# [About this task]
Copy all the entries word for word, but omit the pictures.

App and web page records
§
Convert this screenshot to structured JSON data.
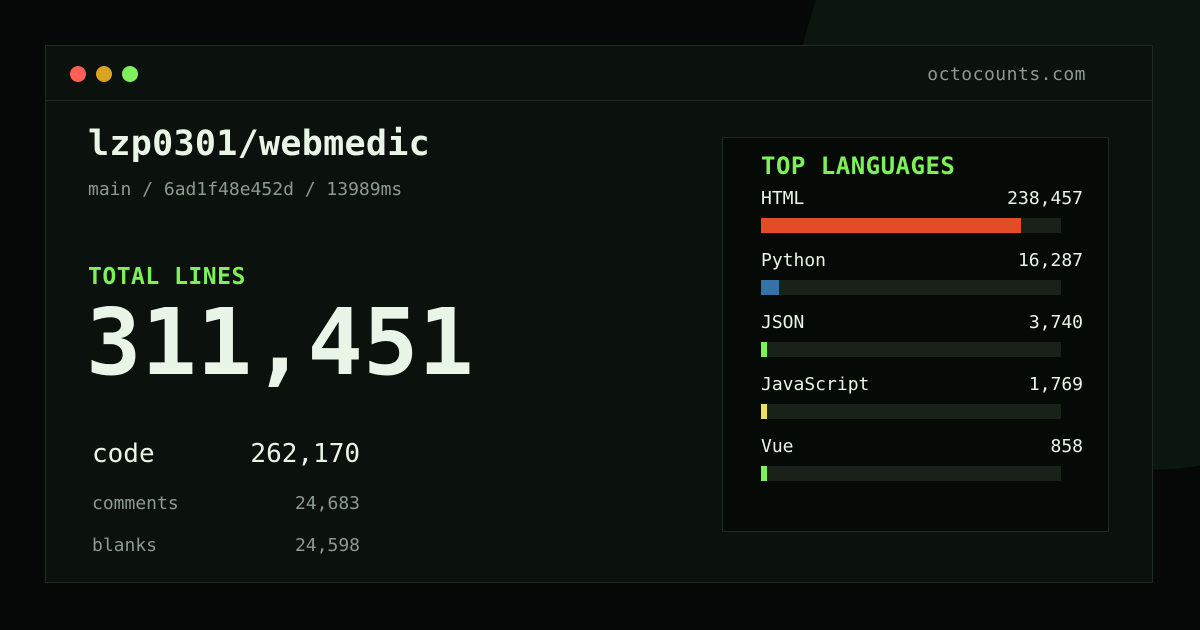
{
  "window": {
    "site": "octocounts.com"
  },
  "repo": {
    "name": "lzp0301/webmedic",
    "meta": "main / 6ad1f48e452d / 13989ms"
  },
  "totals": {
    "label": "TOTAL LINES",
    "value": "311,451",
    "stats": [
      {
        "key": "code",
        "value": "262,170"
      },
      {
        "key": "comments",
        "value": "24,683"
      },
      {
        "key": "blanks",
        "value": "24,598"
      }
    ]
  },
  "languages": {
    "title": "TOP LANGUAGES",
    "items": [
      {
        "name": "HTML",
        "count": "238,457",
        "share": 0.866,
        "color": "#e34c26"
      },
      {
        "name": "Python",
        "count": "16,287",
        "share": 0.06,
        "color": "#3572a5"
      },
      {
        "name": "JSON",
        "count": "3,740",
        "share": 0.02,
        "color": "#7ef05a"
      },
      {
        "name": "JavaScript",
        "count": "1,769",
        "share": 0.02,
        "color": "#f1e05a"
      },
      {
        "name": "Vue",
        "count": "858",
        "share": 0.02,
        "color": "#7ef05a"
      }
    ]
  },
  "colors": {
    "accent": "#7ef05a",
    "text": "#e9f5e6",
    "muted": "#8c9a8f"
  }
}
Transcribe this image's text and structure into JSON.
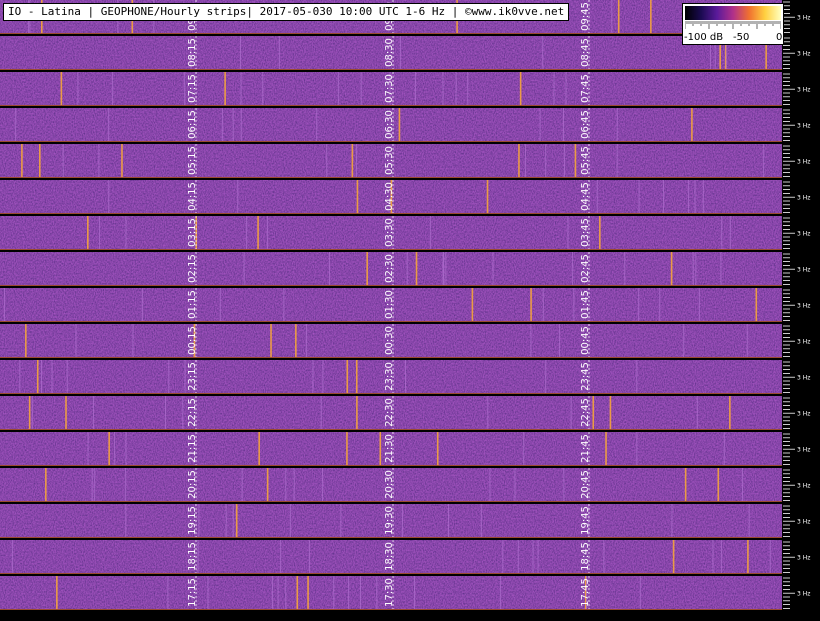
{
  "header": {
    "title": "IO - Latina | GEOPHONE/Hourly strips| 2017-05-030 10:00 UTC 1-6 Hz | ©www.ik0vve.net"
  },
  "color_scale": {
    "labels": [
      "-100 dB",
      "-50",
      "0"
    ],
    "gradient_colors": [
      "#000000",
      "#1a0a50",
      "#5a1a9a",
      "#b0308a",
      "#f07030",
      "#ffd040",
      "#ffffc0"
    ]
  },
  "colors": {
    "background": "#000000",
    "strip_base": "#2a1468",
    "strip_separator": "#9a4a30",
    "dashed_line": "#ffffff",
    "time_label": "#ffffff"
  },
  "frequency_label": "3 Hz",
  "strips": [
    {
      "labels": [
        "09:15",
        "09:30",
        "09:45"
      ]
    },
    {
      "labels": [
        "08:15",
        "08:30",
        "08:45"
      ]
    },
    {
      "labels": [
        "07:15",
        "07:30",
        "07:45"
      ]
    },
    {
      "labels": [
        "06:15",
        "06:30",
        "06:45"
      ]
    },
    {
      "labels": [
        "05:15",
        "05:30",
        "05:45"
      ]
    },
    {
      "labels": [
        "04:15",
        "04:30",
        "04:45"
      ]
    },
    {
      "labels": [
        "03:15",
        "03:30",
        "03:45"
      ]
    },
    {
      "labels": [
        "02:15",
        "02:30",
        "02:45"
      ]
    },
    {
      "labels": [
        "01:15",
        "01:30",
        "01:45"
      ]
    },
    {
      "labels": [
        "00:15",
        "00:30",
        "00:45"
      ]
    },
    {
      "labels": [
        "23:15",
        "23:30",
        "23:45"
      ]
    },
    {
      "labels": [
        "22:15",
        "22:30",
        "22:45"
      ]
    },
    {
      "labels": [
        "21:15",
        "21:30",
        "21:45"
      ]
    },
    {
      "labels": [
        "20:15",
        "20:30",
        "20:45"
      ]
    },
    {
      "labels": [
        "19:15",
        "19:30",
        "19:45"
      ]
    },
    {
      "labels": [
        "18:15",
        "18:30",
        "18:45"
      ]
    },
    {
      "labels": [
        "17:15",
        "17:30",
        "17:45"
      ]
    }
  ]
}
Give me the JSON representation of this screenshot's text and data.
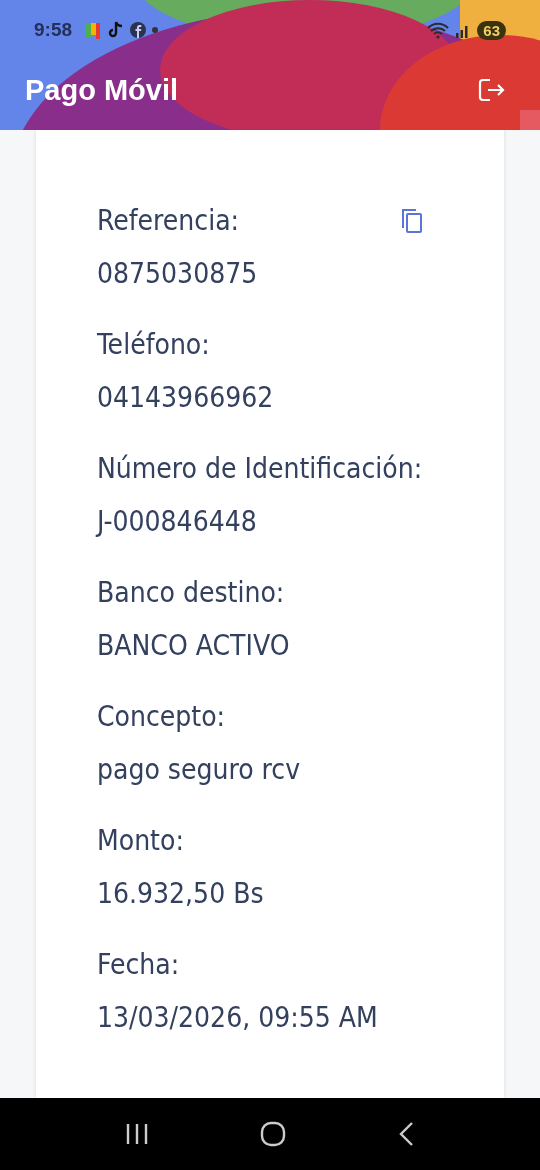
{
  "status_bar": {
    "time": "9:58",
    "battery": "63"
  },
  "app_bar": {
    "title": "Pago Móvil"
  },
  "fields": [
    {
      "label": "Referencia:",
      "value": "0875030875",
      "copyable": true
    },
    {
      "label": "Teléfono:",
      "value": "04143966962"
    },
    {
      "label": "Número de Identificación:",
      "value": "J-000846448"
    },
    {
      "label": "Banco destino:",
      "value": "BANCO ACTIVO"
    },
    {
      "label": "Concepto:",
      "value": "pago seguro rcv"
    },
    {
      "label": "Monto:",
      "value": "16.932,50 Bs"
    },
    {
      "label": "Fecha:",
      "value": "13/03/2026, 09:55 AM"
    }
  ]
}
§
# [Solved exercise]
Convert this screenshot to structured JSON data.
{
  "window": {
    "site": "octocounts.com"
  },
  "repo": {
    "name": "lzp0301/webmedic",
    "meta": "main / 6ad1f48e452d / 13989ms"
  },
  "totals": {
    "label": "TOTAL LINES",
    "value": "311,451",
    "stats": [
      {
        "key": "code",
        "value": "262,170"
      },
      {
        "key": "comments",
        "value": "24,683"
      },
      {
        "key": "blanks",
        "value": "24,598"
      }
    ]
  },
  "languages": {
    "title": "TOP LANGUAGES",
    "items": [
      {
        "name": "HTML",
        "count": "238,457",
        "share": 0.866,
        "color": "#e34c26"
      },
      {
        "name": "Python",
        "count": "16,287",
        "share": 0.06,
        "color": "#3572a5"
      },
      {
        "name": "JSON",
        "count": "3,740",
        "share": 0.02,
        "color": "#7ef05a"
      },
      {
        "name": "JavaScript",
        "count": "1,769",
        "share": 0.02,
        "color": "#f1e05a"
      },
      {
        "name": "Vue",
        "count": "858",
        "share": 0.02,
        "color": "#7ef05a"
      }
    ]
  },
  "colors": {
    "accent": "#7ef05a",
    "text": "#e9f5e6",
    "muted": "#8c9a8f"
  }
}
Transcribe this image's text and structure into JSON.
{
  "header": {
    "title": "IO - Latina | GEOPHONE/Hourly strips| 2017-05-030 10:00 UTC 1-6 Hz | ©www.ik0vve.net"
  },
  "color_scale": {
    "labels": [
      "-100 dB",
      "-50",
      "0"
    ],
    "gradient_colors": [
      "#000000",
      "#1a0a50",
      "#5a1a9a",
      "#b0308a",
      "#f07030",
      "#ffd040",
      "#ffffc0"
    ]
  },
  "colors": {
    "background": "#000000",
    "strip_base": "#2a1468",
    "strip_separator": "#9a4a30",
    "dashed_line": "#ffffff",
    "time_label": "#ffffff"
  },
  "frequency_label": "3 Hz",
  "strips": [
    {
      "labels": [
        "09:15",
        "09:30",
        "09:45"
      ]
    },
    {
      "labels": [
        "08:15",
        "08:30",
        "08:45"
      ]
    },
    {
      "labels": [
        "07:15",
        "07:30",
        "07:45"
      ]
    },
    {
      "labels": [
        "06:15",
        "06:30",
        "06:45"
      ]
    },
    {
      "labels": [
        "05:15",
        "05:30",
        "05:45"
      ]
    },
    {
      "labels": [
        "04:15",
        "04:30",
        "04:45"
      ]
    },
    {
      "labels": [
        "03:15",
        "03:30",
        "03:45"
      ]
    },
    {
      "labels": [
        "02:15",
        "02:30",
        "02:45"
      ]
    },
    {
      "labels": [
        "01:15",
        "01:30",
        "01:45"
      ]
    },
    {
      "labels": [
        "00:15",
        "00:30",
        "00:45"
      ]
    },
    {
      "labels": [
        "23:15",
        "23:30",
        "23:45"
      ]
    },
    {
      "labels": [
        "22:15",
        "22:30",
        "22:45"
      ]
    },
    {
      "labels": [
        "21:15",
        "21:30",
        "21:45"
      ]
    },
    {
      "labels": [
        "20:15",
        "20:30",
        "20:45"
      ]
    },
    {
      "labels": [
        "19:15",
        "19:30",
        "19:45"
      ]
    },
    {
      "labels": [
        "18:15",
        "18:30",
        "18:45"
      ]
    },
    {
      "labels": [
        "17:15",
        "17:30",
        "17:45"
      ]
    }
  ]
}
Give me the JSON representation of this screenshot's text and data.
{
  "status_bar": {
    "time": "9:58",
    "battery": "63"
  },
  "app_bar": {
    "title": "Pago Móvil"
  },
  "fields": [
    {
      "label": "Referencia:",
      "value": "0875030875",
      "copyable": true
    },
    {
      "label": "Teléfono:",
      "value": "04143966962"
    },
    {
      "label": "Número de Identificación:",
      "value": "J-000846448"
    },
    {
      "label": "Banco destino:",
      "value": "BANCO ACTIVO"
    },
    {
      "label": "Concepto:",
      "value": "pago seguro rcv"
    },
    {
      "label": "Monto:",
      "value": "16.932,50 Bs"
    },
    {
      "label": "Fecha:",
      "value": "13/03/2026, 09:55 AM"
    }
  ]
}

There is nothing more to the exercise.